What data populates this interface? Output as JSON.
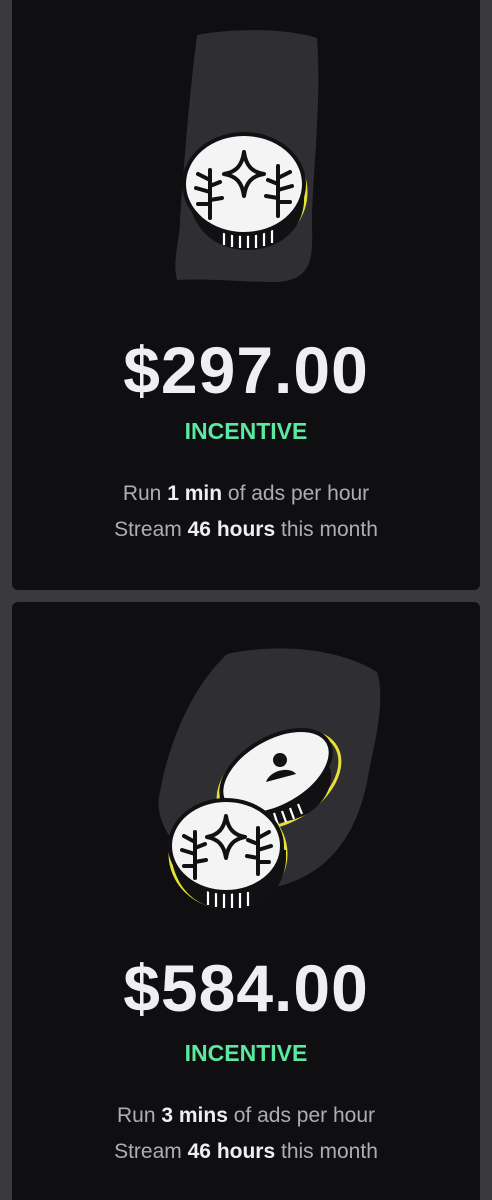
{
  "cards": [
    {
      "amount": "$297.00",
      "badge": "INCENTIVE",
      "line1": {
        "prefix": "Run",
        "bold": "1 min",
        "suffix": "of ads per hour"
      },
      "line2": {
        "prefix": "Stream",
        "bold": "46 hours",
        "suffix": "this month"
      },
      "illustration": "single-coin-icon"
    },
    {
      "amount": "$584.00",
      "badge": "INCENTIVE",
      "line1": {
        "prefix": "Run",
        "bold": "3 mins",
        "suffix": "of ads per hour"
      },
      "line2": {
        "prefix": "Stream",
        "bold": "46 hours",
        "suffix": "this month"
      },
      "illustration": "double-coin-icon"
    }
  ],
  "colors": {
    "background": "#3a3a3d",
    "card": "#0f0f11",
    "amount": "#efeff1",
    "badge": "#5ce8a0",
    "muted_text": "#adadb8",
    "coin_outline": "#e8e03a"
  }
}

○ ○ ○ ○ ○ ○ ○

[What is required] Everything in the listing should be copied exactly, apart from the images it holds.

[Solution to the problem]
What data populates this interface? Output as JSON.
{
  "cards": [
    {
      "amount": "$297.00",
      "badge": "INCENTIVE",
      "line1": {
        "prefix": "Run",
        "bold": "1 min",
        "suffix": "of ads per hour"
      },
      "line2": {
        "prefix": "Stream",
        "bold": "46 hours",
        "suffix": "this month"
      },
      "illustration": "single-coin-icon"
    },
    {
      "amount": "$584.00",
      "badge": "INCENTIVE",
      "line1": {
        "prefix": "Run",
        "bold": "3 mins",
        "suffix": "of ads per hour"
      },
      "line2": {
        "prefix": "Stream",
        "bold": "46 hours",
        "suffix": "this month"
      },
      "illustration": "double-coin-icon"
    }
  ],
  "colors": {
    "background": "#3a3a3d",
    "card": "#0f0f11",
    "amount": "#efeff1",
    "badge": "#5ce8a0",
    "muted_text": "#adadb8",
    "coin_outline": "#e8e03a"
  }
}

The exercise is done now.